In my junior year, AP U.S. History class, the teacher, Mr. Jacobsen, addressed the class saying: “I bet none of you have ever seen a drug deal!” With a look of absolute certainty and an odd smile on his face he scanned the room. “I’ve seen a drug deal before, ” I answered. Everyone in the room turned to look at me, either gasping or in disbelief. I realized that maybe my experiences thus far were atypical of most of my honor student friends. Despite our varying experiences, I still maintained many friends who were excellent students. Yogita, Nit in, Hans, Vishal, Saurabh, Anuj, Nick, and I have had almost every class together since eighth grade. Nit in and I both love to shop and eat. What is different about shopping with Nit in, however, is that we argue about the necessity of a high sales tax or discuss the effectiveness of the acting welfare system. Yogita and I always go to the library together and “pull all niters” at her house. While I do enjoy accomplishing my academic goals and working with this highly motivated group of friends, I also enjoy “the losers, ” who to me seem much more sincere and loyal. In retrospect, I wouldn’t change my ninth grade experience, because I learned many of life’s important lessons from my friends and the ignorance of teachers and administrators. It’s sad to say, but in many of my friends’ dangerous actions, I saw what I never wanted to become. In the future, I’ d like to continue helping adolescents, in addition to my studies. I have been fortunate thus far in being able to reach out to them through programs like C.H.A.N.G.E. For my efforts, I have been recognized and was honored to receive the 1998 Operation Pride Youth Award for my dedication to helping other kids live a substance free lifestyle. My familiarity with teenagers from all walks of life greatly enhances my ability to both identify with and influence others. I will be a successful adult in the future because I am willing to work with everyone and to give everyone a chance. Hopefully, I will also have the chance to change other kids’ lives for the better.

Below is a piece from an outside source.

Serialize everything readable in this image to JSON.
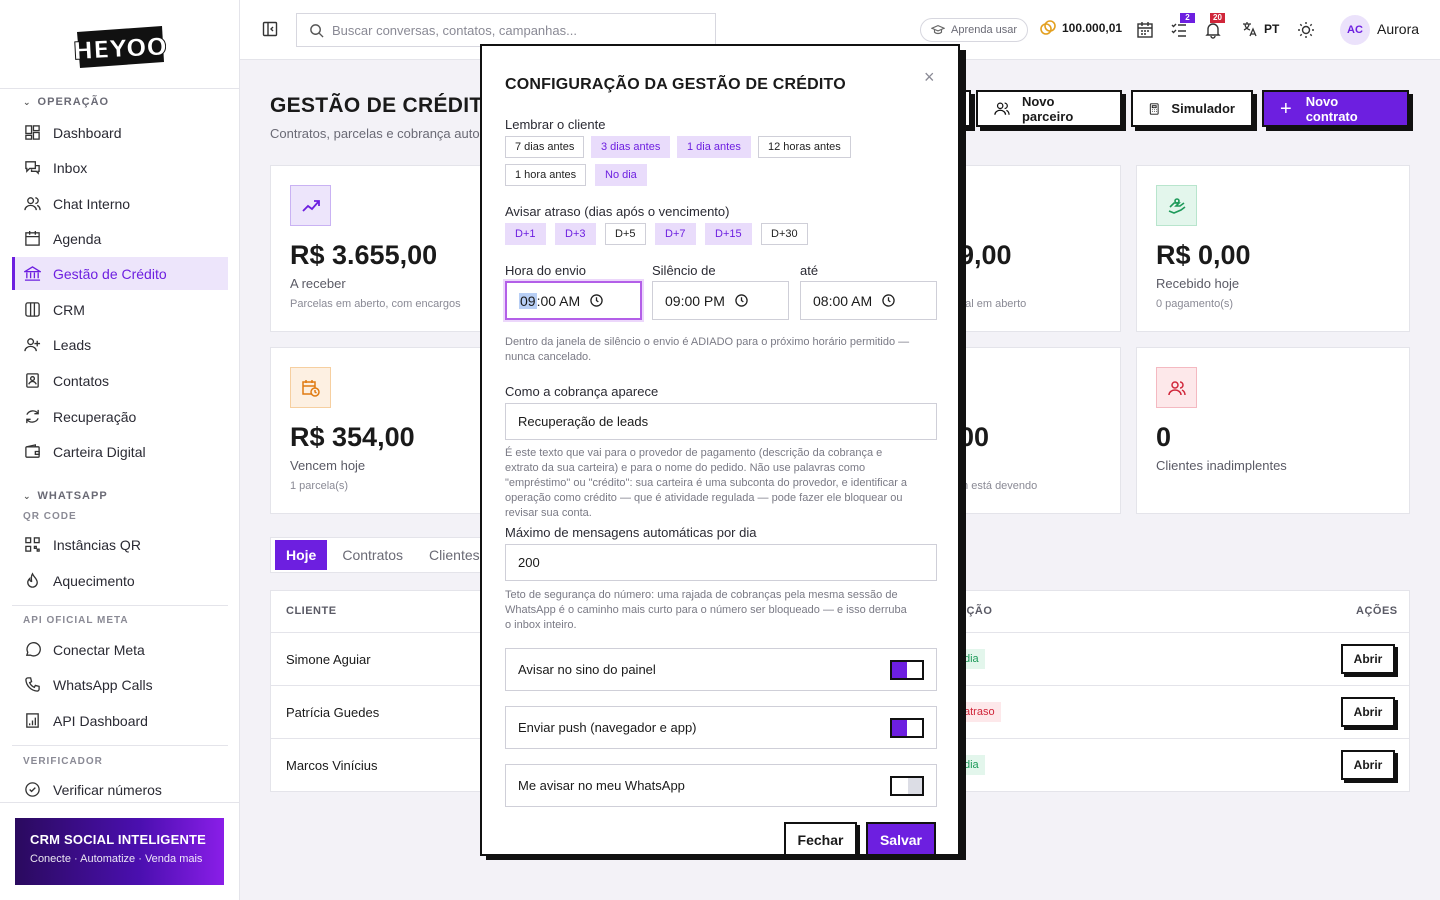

大三时， 跳级生的美国历史课程上，(注，AP U.S. History class跳级生美国历史课程，具有一定难度，相当于大学一年级的课程，可以积学分。此课程是对美国殖民地时期-现在历史地概述，共两个学期。)亚葛布森老师对全班说：“我敢打赌，你们从来没有见过毒品交易！”然后用确信的目光扫视了一下全班，脸上呈现出奇怪的笑容。“我见过!”我回答道。每个人的目光都聚焦在我身上，或倒吸了一口气或呈现出不信任。我意识到自己也许是优等生中的一个另类。尽管， 我们的经历各有不同，我仍和一些优秀生成为好朋友。我和友吉达、尼丁、汉斯、维萨儿、萨罗、安纽、尼克自从八年级后几乎从未缺课。我和尼丁都很喜欢逛商场和吃东西，与她逛商场的不同之处是我们会争论征收高额销售税的必要性，或讨论现行福利体制的有效性。我和友吉达常常结伴去图书馆，考试前在她家通宵达旦地复习。学业上的成功让我很有成就感，我喜欢和一帮冲劲十足的朋友一起努力；但同时我也很乐于和“后进生”一起玩，在我看来，他们更加真挚和忠诚。